Nowadays, we can stream a film directly to our mobile devices or TVs to watch at our own convenience. Gone are the days when hundreds of children would spend a morning or afternoon queuing up noisily to see the latest adventures of Hopalong Cassidy, Abbot and Costello, The Lone Ranger and Laurel and Hardy, to name a few. These were times when films were shown continuously, which meant you could spend hours at the cinema, if you managed to keep out of sight of an usherette!
The first purpose built cinema to open in Edinburgh was The Haymarket Cinema opening in 1912. In 1914, The Cameo (then called The Kings Cinema) opened, and is one of the oldest cinemas still open in Scotland. It was estimated that by 1917 there were 24 cinemas in Edinburgh. When the Edinburgh Playhouse Theatre opened in 1929, it was the city’s first super cinema, able to seat up to 3000 people.
The Cameo Cinema, opened in 1914
Talkies arrived in the late 1920s, but before then cinema operators would enhance the viewing experience by using music and orchestras or adding their own home-made sounds for effects such as horses’ hooves, pistol shots and explosives.
Children’s Saturday film clubs with songs, quizzes and safety-first films were extremely popular, the first one started in the New Tivoli in 1934. There was even a song for the ABC Cinema club, which would be sung enthusiastically at the beginning of the proceedings.
We are the boys and girls well known as
Minors of the ABC,
And every Saturday all line up
To see the films we like and shout with glee
We like to laugh and have our sing-song
Just a happy crowd are we-e
We’re all pals together
We’re Minors of the ABC
The Tivoli, Gorgie.
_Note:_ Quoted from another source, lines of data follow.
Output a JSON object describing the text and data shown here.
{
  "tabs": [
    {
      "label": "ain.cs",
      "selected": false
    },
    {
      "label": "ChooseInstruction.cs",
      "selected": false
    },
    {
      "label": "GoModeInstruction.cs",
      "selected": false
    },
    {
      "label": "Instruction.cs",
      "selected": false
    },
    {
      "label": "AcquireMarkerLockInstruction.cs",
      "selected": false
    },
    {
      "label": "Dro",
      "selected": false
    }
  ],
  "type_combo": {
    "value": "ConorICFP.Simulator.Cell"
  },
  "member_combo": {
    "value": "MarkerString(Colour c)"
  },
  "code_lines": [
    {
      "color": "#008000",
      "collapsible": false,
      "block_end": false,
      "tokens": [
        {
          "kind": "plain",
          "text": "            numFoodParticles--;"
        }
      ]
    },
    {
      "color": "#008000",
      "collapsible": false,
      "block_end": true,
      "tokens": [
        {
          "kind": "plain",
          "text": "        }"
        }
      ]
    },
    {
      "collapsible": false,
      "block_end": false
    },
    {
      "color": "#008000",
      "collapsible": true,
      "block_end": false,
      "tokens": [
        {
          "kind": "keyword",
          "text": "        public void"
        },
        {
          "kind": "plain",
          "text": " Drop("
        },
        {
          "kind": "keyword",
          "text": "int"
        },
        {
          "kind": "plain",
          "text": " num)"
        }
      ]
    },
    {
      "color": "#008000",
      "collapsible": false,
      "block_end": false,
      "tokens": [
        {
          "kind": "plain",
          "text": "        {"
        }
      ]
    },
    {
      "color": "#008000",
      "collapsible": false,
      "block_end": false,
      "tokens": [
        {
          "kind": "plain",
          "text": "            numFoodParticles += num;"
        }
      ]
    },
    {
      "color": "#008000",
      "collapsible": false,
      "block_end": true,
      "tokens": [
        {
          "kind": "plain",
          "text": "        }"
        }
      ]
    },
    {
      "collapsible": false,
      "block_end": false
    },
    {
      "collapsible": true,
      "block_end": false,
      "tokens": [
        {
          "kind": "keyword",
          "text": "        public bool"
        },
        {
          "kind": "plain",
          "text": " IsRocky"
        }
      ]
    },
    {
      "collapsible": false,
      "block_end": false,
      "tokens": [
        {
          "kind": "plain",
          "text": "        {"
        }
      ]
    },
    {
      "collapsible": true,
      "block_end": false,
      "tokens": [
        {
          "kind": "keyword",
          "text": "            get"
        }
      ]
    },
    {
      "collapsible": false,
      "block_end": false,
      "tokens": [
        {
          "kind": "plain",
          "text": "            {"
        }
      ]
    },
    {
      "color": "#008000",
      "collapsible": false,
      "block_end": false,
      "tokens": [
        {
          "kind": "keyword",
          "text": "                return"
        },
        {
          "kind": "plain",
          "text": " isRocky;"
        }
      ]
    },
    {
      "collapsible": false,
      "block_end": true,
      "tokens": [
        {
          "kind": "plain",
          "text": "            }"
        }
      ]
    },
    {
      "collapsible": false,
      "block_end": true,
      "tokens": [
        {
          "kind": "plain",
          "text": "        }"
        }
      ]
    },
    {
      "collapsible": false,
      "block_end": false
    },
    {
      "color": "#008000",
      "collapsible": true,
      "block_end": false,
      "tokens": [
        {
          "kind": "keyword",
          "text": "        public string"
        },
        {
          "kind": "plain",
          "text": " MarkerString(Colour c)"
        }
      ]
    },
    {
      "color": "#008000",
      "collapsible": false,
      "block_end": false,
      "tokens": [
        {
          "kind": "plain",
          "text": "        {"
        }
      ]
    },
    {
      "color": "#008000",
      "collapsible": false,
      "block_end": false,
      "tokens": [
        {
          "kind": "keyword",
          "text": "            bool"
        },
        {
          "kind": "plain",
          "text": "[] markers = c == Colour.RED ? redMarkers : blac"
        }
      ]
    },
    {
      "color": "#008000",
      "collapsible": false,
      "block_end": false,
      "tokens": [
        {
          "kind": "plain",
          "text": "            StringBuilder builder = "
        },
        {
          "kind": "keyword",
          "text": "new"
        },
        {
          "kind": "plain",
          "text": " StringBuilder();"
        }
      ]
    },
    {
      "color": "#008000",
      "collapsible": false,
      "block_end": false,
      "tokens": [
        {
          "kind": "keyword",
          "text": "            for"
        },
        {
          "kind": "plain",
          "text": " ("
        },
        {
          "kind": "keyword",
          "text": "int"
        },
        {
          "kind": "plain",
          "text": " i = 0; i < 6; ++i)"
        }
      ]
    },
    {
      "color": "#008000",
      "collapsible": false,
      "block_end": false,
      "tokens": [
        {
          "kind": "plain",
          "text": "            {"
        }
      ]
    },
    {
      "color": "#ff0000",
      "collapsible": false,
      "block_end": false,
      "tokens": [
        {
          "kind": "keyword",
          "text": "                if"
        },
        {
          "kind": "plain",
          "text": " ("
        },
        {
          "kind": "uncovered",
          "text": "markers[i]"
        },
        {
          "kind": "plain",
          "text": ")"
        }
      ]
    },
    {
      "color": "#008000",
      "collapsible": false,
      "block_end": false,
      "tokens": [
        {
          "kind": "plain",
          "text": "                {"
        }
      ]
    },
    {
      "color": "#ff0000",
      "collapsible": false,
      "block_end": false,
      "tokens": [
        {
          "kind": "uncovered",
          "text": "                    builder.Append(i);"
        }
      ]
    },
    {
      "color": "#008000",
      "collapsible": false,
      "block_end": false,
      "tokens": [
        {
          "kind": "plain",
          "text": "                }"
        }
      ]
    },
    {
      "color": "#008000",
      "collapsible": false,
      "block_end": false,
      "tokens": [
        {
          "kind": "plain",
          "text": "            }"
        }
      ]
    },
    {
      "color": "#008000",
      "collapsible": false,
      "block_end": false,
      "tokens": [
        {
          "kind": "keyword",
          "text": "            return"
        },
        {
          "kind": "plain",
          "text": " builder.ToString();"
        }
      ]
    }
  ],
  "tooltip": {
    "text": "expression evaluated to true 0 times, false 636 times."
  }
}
Alas, most of the cinemas built in the 20s and 30s no longer exist. These were built in the heyday of Art Deco and were magnificent to look at, both inside and out. Many were turned into Bingo Halls or demolished.
The George (formerly County) cinema, Portobello
Edinburgh has one of Britain’s last remaining independently-run cinemas. The Dominion Cinema in Morningside opened in 1938 and is still owned and run by the Cameron family. Erected in only 3 months, The Dominion was one of the last and most characteristic Art Deco buildings in Edinburgh.
The Doninion Cinema, Morningside
Edinburgh is also host to the longest continually running film festival in the world, The Edinburgh International Film Festival. Established in 1947, it originally viewed documentary films and as its reputation grew expanded to incorporate international films. EIFF’s success has continued and notable films premiered include Brave, the Hurt Locker, Billy Elliot, Little Miss Sunshine, and this year, a remake of the 1949 film Whisky Galore!
The Filmhouse, Edinburgh, host of the EIFF
Edinburgh has also featured in many films. One of the earliest, The Body Snatcher (1945) featuring Boris Karloff and Bela Lugosi, was based on the short story of the same name by Robert Louis Stevenson. With many references to Burke, Hare and Dr Knox, it was marketed as “The screen’s last word in shock sensation”!
Another film adaption from a book by Edinburgh author Muriel Spark, The Prime of Miss Jean Brodie was released in 1969 and featured Edinburgh heavily. Donaldson’s School (now Edinburgh Academy) on Henderson Row stood in for Marcia Blaine School for Girls, and when Jean leads her charges on a tour of the city, the Grassmarket, the Vennel, Edinburgh Castle and Greyfriars Churchyard all feature.
Probably the most well known film featuring Edinburgh is Trainspotting, and yes by yet another Edinburgh author, Irvine Welsh. Although the book is based in Edinburgh, Leith in particular, very little of it was actually filmed here. One very famous scene was though, Renton and Spud being chased by security staff along Princes Street.
To see more photos of Edinburgh Cinemas, some now long gone, visit Capital Collections.